In 3 days, we will focus our attention on the 10th annual National Rural Health Day! To our rural health champions and the rural curious, won’t you join us in honoring those whose work is making a difference in the lives of an estimated 57 million people?
What is National Rural Health Day?
Rural communities are wonderful places to live and work, which is why an estimated 57 million people – nearly one in five Americans – call them home. These small towns, farming communities and frontier areas are places where neighbors know each other, listen to each other, respect each other, and work together to benefit the greater good. They are also some of the best places to start a business and test your “entrepreneurial spirit.” These communities provide the rest of the country with a wealth of services and commodities, and they are the economic engine that has helped the United States become the world economic power it is today.
These rural communities also have unique healthcare needs. Today more than ever, rural communities must address accessibility issues, a lack of healthcare providers, the needs of an aging population suffering from a greater number of chronic conditions, and larger percentages of un- and underinsured citizens. And rural hospitals – which are often the economic foundation of their communities in addition to being the primary providers of care – struggle daily as declining reimbursement rates and disproportionate funding levels make it challenging to serve their residents.
That is why the National Organization of State Offices of Rural Health sets aside the third Thursday of every November – November 19, 2020 – to celebrate National Rural Health Day. First and foremost, National Rural Health Day is an opportunity to “Celebrate the Power of Rural” by honoring the selfless, community-minded, “can do” spirit that prevails in rural America.

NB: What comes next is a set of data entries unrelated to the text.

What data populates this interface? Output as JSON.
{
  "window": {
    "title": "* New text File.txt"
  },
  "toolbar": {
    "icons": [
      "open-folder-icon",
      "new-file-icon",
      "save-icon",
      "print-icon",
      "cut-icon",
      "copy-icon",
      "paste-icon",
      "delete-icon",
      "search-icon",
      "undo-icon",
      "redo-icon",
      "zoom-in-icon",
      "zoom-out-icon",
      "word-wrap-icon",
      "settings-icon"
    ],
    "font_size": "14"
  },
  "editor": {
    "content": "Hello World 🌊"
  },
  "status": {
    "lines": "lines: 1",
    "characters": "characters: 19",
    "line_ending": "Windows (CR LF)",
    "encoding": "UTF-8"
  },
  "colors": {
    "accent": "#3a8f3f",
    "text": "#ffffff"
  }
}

But it also gives us a chance to bring to light the unique healthcare challenges that rural people and communities face – and showcase the efforts of rural healthcare providers, State Offices of Rural Health and other rural stakeholders to address those challenges.
We know there is work to be done, but we also believe there is plenty to celebrate – and we invite you to join the celebration!